— What you should do —
Would you return each record that follows word for word, without its pictures?

— Materials provided —
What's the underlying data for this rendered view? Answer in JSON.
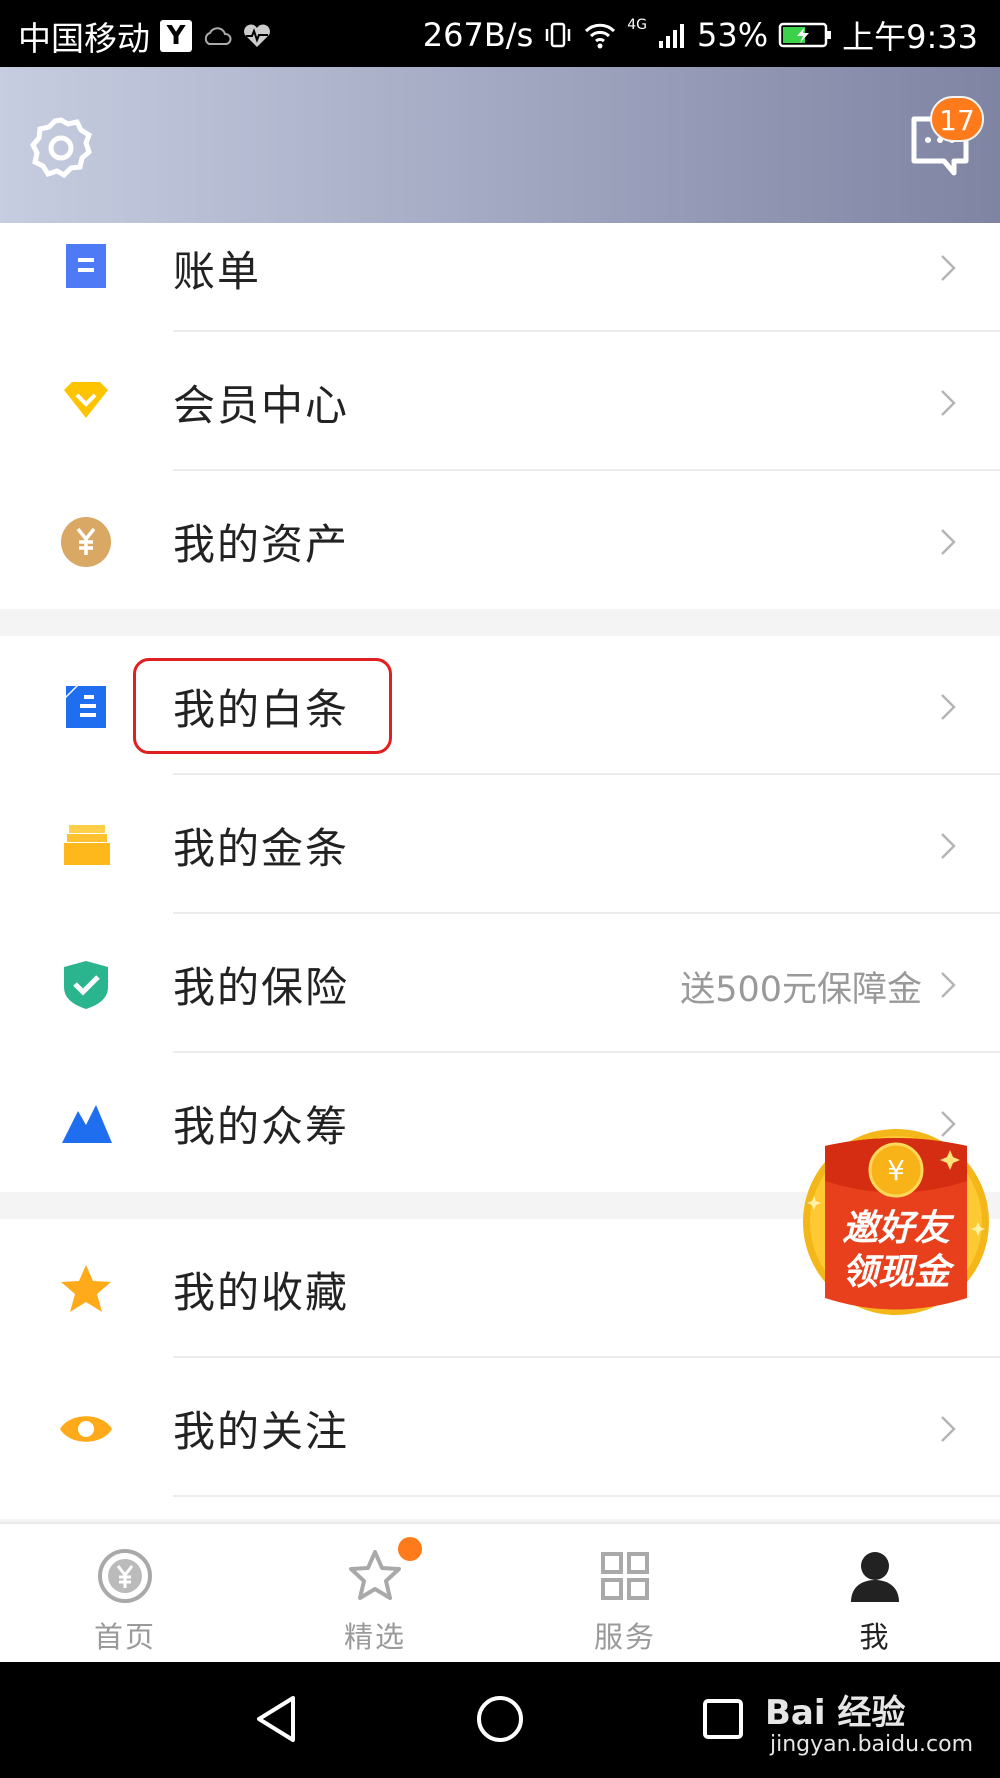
{
  "status_bar": {
    "carrier": "中国移动",
    "app_badge": "Y",
    "speed": "267B/s",
    "network": "4G",
    "battery": "53%",
    "time": "上午9:33"
  },
  "header": {
    "settings_icon": "gear-icon",
    "message_icon": "chat-bubble-icon",
    "message_count": "17"
  },
  "groups": [
    {
      "items": [
        {
          "label": "账单",
          "icon": "bill-icon",
          "color": "#4e7bf5"
        },
        {
          "label": "会员中心",
          "icon": "diamond-icon",
          "color": "#ffc400"
        },
        {
          "label": "我的资产",
          "icon": "yen-coin-icon",
          "color": "#d9a865"
        }
      ]
    },
    {
      "items": [
        {
          "label": "我的白条",
          "icon": "iou-icon",
          "color": "#1f6ef0",
          "highlighted": true
        },
        {
          "label": "我的金条",
          "icon": "gold-bars-icon",
          "color": "#ffb81c"
        },
        {
          "label": "我的保险",
          "icon": "shield-check-icon",
          "color": "#2bb58f",
          "extra": "送500元保障金"
        },
        {
          "label": "我的众筹",
          "icon": "mountain-icon",
          "color": "#1f6ef0"
        }
      ]
    },
    {
      "items": [
        {
          "label": "我的收藏",
          "icon": "star-icon",
          "color": "#ffaa1a"
        },
        {
          "label": "我的关注",
          "icon": "eye-icon",
          "color": "#ffaa1a"
        }
      ]
    }
  ],
  "promo": {
    "line1": "邀好友",
    "line2": "领现金",
    "coin": "¥"
  },
  "tabs": [
    {
      "label": "首页",
      "icon": "yen-circle-icon"
    },
    {
      "label": "精选",
      "icon": "star-outline-icon",
      "dot": true
    },
    {
      "label": "服务",
      "icon": "grid-icon"
    },
    {
      "label": "我",
      "icon": "person-icon",
      "active": true
    }
  ],
  "watermark": {
    "brand": "Bai 经验",
    "url": "jingyan.baidu.com"
  }
}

— Solution —
What's the underlying data for this rendered view? Answer in JSON.
{
  "status_bar": {
    "carrier": "中国移动",
    "app_badge": "Y",
    "speed": "267B/s",
    "network": "4G",
    "battery": "53%",
    "time": "上午9:33"
  },
  "header": {
    "settings_icon": "gear-icon",
    "message_icon": "chat-bubble-icon",
    "message_count": "17"
  },
  "groups": [
    {
      "items": [
        {
          "label": "账单",
          "icon": "bill-icon",
          "color": "#4e7bf5"
        },
        {
          "label": "会员中心",
          "icon": "diamond-icon",
          "color": "#ffc400"
        },
        {
          "label": "我的资产",
          "icon": "yen-coin-icon",
          "color": "#d9a865"
        }
      ]
    },
    {
      "items": [
        {
          "label": "我的白条",
          "icon": "iou-icon",
          "color": "#1f6ef0",
          "highlighted": true
        },
        {
          "label": "我的金条",
          "icon": "gold-bars-icon",
          "color": "#ffb81c"
        },
        {
          "label": "我的保险",
          "icon": "shield-check-icon",
          "color": "#2bb58f",
          "extra": "送500元保障金"
        },
        {
          "label": "我的众筹",
          "icon": "mountain-icon",
          "color": "#1f6ef0"
        }
      ]
    },
    {
      "items": [
        {
          "label": "我的收藏",
          "icon": "star-icon",
          "color": "#ffaa1a"
        },
        {
          "label": "我的关注",
          "icon": "eye-icon",
          "color": "#ffaa1a"
        }
      ]
    }
  ],
  "promo": {
    "line1": "邀好友",
    "line2": "领现金",
    "coin": "¥"
  },
  "tabs": [
    {
      "label": "首页",
      "icon": "yen-circle-icon"
    },
    {
      "label": "精选",
      "icon": "star-outline-icon",
      "dot": true
    },
    {
      "label": "服务",
      "icon": "grid-icon"
    },
    {
      "label": "我",
      "icon": "person-icon",
      "active": true
    }
  ],
  "watermark": {
    "brand": "Bai 经验",
    "url": "jingyan.baidu.com"
  }
}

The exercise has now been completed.